However, not all men may need to be tested. A man should discuss testing and testing options with his physician.

The American Cancer Society (ACS) advises that, while early diagnosis can be a life-saver, “all prostate cancers are not the same” and many grow slowly and “do not cause any harm.”
The ACS said today’s tests often can’t distinguish between slow- and fast-growing cancers, resulting in some men with slow-growing cancers getting treatments they don’t need.

The ACS also says tests may give false diagnoses. Therefore, men “should make an informed decision” about whether or not to be tested.

The two principal tests for detecting prostate cancer early are a Prostate Specific Antigen (PSA) blood test and a Digital Rectal Exam (DRE).

A PSA test assesses the level of a protein produced by prostate cells — a protein which, when elevated, could signify prostate cancer exists in the gland. However, an inflamed or enlarged prostate also can produce elevated levels, so such levels don’t necessarily indicate the existence of prostate cancer.

A DRE test involves a physician placing a gloved finger in the anus to feel the prostate’s surface and note any lumps, hardening or swelling which may signify a cancer tumor. Such a test is incomplete, since the physician can’t feel the entire surface of the prostate gland.

When such tests reveal abnormalities, a biopsy may be ordered to determine if cancer does exist in the prostate. A specialist such as a urologist will conduct the biopsy, using a needle to remove tissue from the gland to assess whether cancer cells are present. If they are, the specialist can study the cells to determine the severity of the cancer and to plan treatment.


For men diagnosed accurately with prostate cancer, numerous treatments are available. You should learn about these treatments, get a second opinion and make a carefully considered decision on your treatment options.

Also consulted and part of the process should be a man’s partner, since prostate cancer treatments can cause such things as erectile dysfunction (trouble achieving and sustaining an erection) and incontinence (involuntary leaking of urine).

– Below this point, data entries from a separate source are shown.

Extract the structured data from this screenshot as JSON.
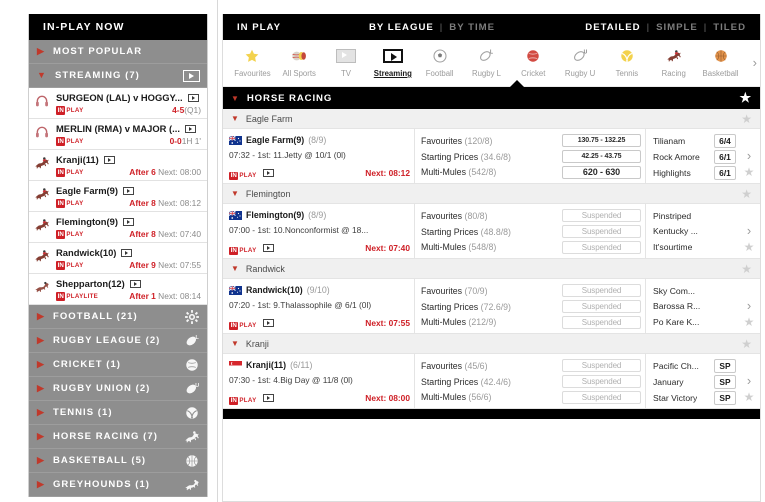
{
  "sidebar": {
    "header": "IN-PLAY NOW",
    "categories_top": [
      {
        "label": "MOST POPULAR",
        "state": "collapsed",
        "icon": "triangle-right-icon"
      },
      {
        "label": "STREAMING (7)",
        "state": "expanded",
        "icon": "triangle-down-icon",
        "right_icon": "tv-icon"
      }
    ],
    "streaming_events": [
      {
        "icon": "headphones-icon",
        "title": "SURGEON (LAL) v HOGGY...",
        "tv": true,
        "play_tag": "PLAY",
        "in_tag": "IN",
        "score": "4-5",
        "score_detail": "(Q1)",
        "type": "match"
      },
      {
        "icon": "headphones-icon",
        "title": "MERLIN (RMA) v MAJOR (...",
        "tv": true,
        "play_tag": "PLAY",
        "in_tag": "IN",
        "score": "0-0",
        "score_detail": "1H 1'",
        "type": "match"
      },
      {
        "icon": "horse-racing-icon",
        "title": "Kranji(11)",
        "tv": true,
        "play_tag": "PLAY",
        "in_tag": "IN",
        "after": "After 6",
        "next": "Next: 08:00",
        "type": "race"
      },
      {
        "icon": "horse-racing-icon",
        "title": "Eagle Farm(9)",
        "tv": true,
        "play_tag": "PLAY",
        "in_tag": "IN",
        "after": "After 8",
        "next": "Next: 08:12",
        "type": "race"
      },
      {
        "icon": "horse-racing-icon",
        "title": "Flemington(9)",
        "tv": true,
        "play_tag": "PLAY",
        "in_tag": "IN",
        "after": "After 8",
        "next": "Next: 07:40",
        "type": "race"
      },
      {
        "icon": "horse-racing-icon",
        "title": "Randwick(10)",
        "tv": true,
        "play_tag": "PLAY",
        "in_tag": "IN",
        "after": "After 9",
        "next": "Next: 07:55",
        "type": "race"
      },
      {
        "icon": "greyhound-icon",
        "title": "Shepparton(12)",
        "tv": true,
        "play_tag": "PLAYLITE",
        "in_tag": "IN",
        "after": "After 1",
        "next": "Next: 08:14",
        "type": "race"
      }
    ],
    "sports": [
      {
        "label": "FOOTBALL (21)",
        "icon": "football-icon"
      },
      {
        "label": "RUGBY LEAGUE (2)",
        "icon": "rugby-league-icon"
      },
      {
        "label": "CRICKET (1)",
        "icon": "cricket-ball-icon"
      },
      {
        "label": "RUGBY UNION (2)",
        "icon": "rugby-union-icon"
      },
      {
        "label": "TENNIS (1)",
        "icon": "tennis-ball-icon"
      },
      {
        "label": "HORSE RACING (7)",
        "icon": "horse-racing-icon"
      },
      {
        "label": "BASKETBALL (5)",
        "icon": "basketball-icon"
      },
      {
        "label": "GREYHOUNDS (1)",
        "icon": "greyhound-icon"
      }
    ]
  },
  "topbar": {
    "title": "IN PLAY",
    "sort_by_league": "BY LEAGUE",
    "sort_by_time": "BY TIME",
    "view_detailed": "DETAILED",
    "view_simple": "SIMPLE",
    "view_tiled": "TILED",
    "separator": "|"
  },
  "sportsbar": {
    "items": [
      {
        "label": "Favourites",
        "icon": "star-icon",
        "active": false
      },
      {
        "label": "All Sports",
        "icon": "all-sports-icon",
        "active": false
      },
      {
        "label": "TV",
        "icon": "tv-icon",
        "active": false
      },
      {
        "label": "Streaming",
        "icon": "play-box-icon",
        "active": true
      },
      {
        "label": "Football",
        "icon": "football-icon",
        "active": false
      },
      {
        "label": "Rugby L",
        "icon": "rugby-league-icon",
        "active": false
      },
      {
        "label": "Cricket",
        "icon": "cricket-ball-icon",
        "active": false
      },
      {
        "label": "Rugby U",
        "icon": "rugby-union-icon",
        "active": false
      },
      {
        "label": "Tennis",
        "icon": "tennis-ball-icon",
        "active": false
      },
      {
        "label": "Racing",
        "icon": "horse-racing-icon",
        "active": false
      },
      {
        "label": "Basketball",
        "icon": "basketball-icon",
        "active": false
      }
    ],
    "next_arrow": "›"
  },
  "section": {
    "title": "HORSE RACING",
    "star": "★"
  },
  "groups": [
    {
      "name": "Eagle Farm",
      "race": {
        "flag": "au-flag-icon",
        "name": "Eagle Farm(9)",
        "count": "(8/9)",
        "detail": "07:32 - 1st: 11.Jetty @ 10/1 (0l)",
        "in_tag": "IN",
        "play_tag": "PLAY",
        "next": "Next: 08:12",
        "markets": [
          {
            "label": "Favourites",
            "count": "(120/8)",
            "odds": "130.75 - 132.25",
            "suspended": false
          },
          {
            "label": "Starting Prices",
            "count": "(34.6/8)",
            "odds": "42.25 - 43.75",
            "suspended": false
          },
          {
            "label": "Multi-Mules",
            "count": "(542/8)",
            "odds": "620 - 630",
            "suspended": false,
            "big": true
          }
        ],
        "selections": [
          {
            "name": "Tilianam",
            "price": "6/4"
          },
          {
            "name": "Rock Amore",
            "price": "6/1"
          },
          {
            "name": "Highlights",
            "price": "6/1"
          }
        ]
      }
    },
    {
      "name": "Flemington",
      "race": {
        "flag": "au-flag-icon",
        "name": "Flemington(9)",
        "count": "(8/9)",
        "detail": "07:00 - 1st: 10.Nonconformist @ 18...",
        "in_tag": "IN",
        "play_tag": "PLAY",
        "next": "Next: 07:40",
        "markets": [
          {
            "label": "Favourites",
            "count": "(80/8)",
            "odds": "Suspended",
            "suspended": true
          },
          {
            "label": "Starting Prices",
            "count": "(48.8/8)",
            "odds": "Suspended",
            "suspended": true
          },
          {
            "label": "Multi-Mules",
            "count": "(548/8)",
            "odds": "Suspended",
            "suspended": true
          }
        ],
        "selections": [
          {
            "name": "Pinstriped",
            "price": ""
          },
          {
            "name": "Kentucky ...",
            "price": ""
          },
          {
            "name": "It'sourtime",
            "price": ""
          }
        ]
      }
    },
    {
      "name": "Randwick",
      "race": {
        "flag": "au-flag-icon",
        "name": "Randwick(10)",
        "count": "(9/10)",
        "detail": "07:20 - 1st: 9.Thalassophile @ 6/1 (0l)",
        "in_tag": "IN",
        "play_tag": "PLAY",
        "next": "Next: 07:55",
        "markets": [
          {
            "label": "Favourites",
            "count": "(70/9)",
            "odds": "Suspended",
            "suspended": true
          },
          {
            "label": "Starting Prices",
            "count": "(72.6/9)",
            "odds": "Suspended",
            "suspended": true
          },
          {
            "label": "Multi-Mules",
            "count": "(212/9)",
            "odds": "Suspended",
            "suspended": true
          }
        ],
        "selections": [
          {
            "name": "Sky Com...",
            "price": ""
          },
          {
            "name": "Barossa R...",
            "price": ""
          },
          {
            "name": "Po Kare K...",
            "price": ""
          }
        ]
      }
    },
    {
      "name": "Kranji",
      "race": {
        "flag": "sg-flag-icon",
        "name": "Kranji(11)",
        "count": "(6/11)",
        "detail": "07:30 - 1st: 4.Big Day @ 11/8 (0l)",
        "in_tag": "IN",
        "play_tag": "PLAY",
        "next": "Next: 08:00",
        "markets": [
          {
            "label": "Favourites",
            "count": "(45/6)",
            "odds": "Suspended",
            "suspended": true
          },
          {
            "label": "Starting Prices",
            "count": "(42.4/6)",
            "odds": "Suspended",
            "suspended": true
          },
          {
            "label": "Multi-Mules",
            "count": "(56/6)",
            "odds": "Suspended",
            "suspended": true
          }
        ],
        "selections": [
          {
            "name": "Pacific Ch...",
            "price": "SP"
          },
          {
            "name": "January",
            "price": "SP"
          },
          {
            "name": "Star Victory",
            "price": "SP"
          }
        ]
      }
    }
  ],
  "colors": {
    "accent_red": "#cf2027",
    "header_black": "#000000",
    "sidebar_grey": "#8e8e8e",
    "group_grey": "#f0f0f0"
  }
}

Most forms of prostate cancer are slow-growing and can be overcome without surgery or other invasive treatments. For many men with low-grade prostate cancer, the regular monitoring known as “active surveillance” may suffice. That means checking the cancer often and not launching treatment unless it gets worse.

Indeed, numerous males who are diagnosed with early-stage prostate cancer could choose active surveillance and live as long as men who have immediate surgery, according to a clinical trial published in the New England Journal of Medicine in 2012, as cited by the NCI. The important thing is for men to consult their physician and decide what’s best for them.

Beside active surveillance, such treatments can include radiation therapy, in which the radiation of x-rays are used to destroy cancer cells. Several different forms of radiation therapy are available, the most common being external beam radiation therapy, an outpatient process whereby brief beams of x-rays are directed into the prostate daily for a week or for several weeks.

Beyond radiation, another treatment is hormone therapy, also called ADT, or androgen-deprivation therapy. By this means, testosterone’s released is halted so that the hormone can’t provide fuel for the growth of prostate cancer cells. Men with local treatment as well as advanced treatment may use this approach.

However, not all prostate cancer cells may be affected by this approach, which is not curative.

One alternative is chemotherapy, which applies chemicals in drugs to destroy cancer cells or stop their growth. However, this can be arduous for the body to endure. Another option is cryosurgery or cryotherapy, which can treat early-stage prostate cancer by freezing it. the ACS says this isn’t a good option for men with large prostate glands.

Another treatment is a prostatectomy, which means surgically removing the entire prostate gland, or a part of it. This usually is done for men with cancer that’s still limited to the prostate or in an early stage. For men with advanced or recurring prostate cancer, alternative surgical procedures may be needed.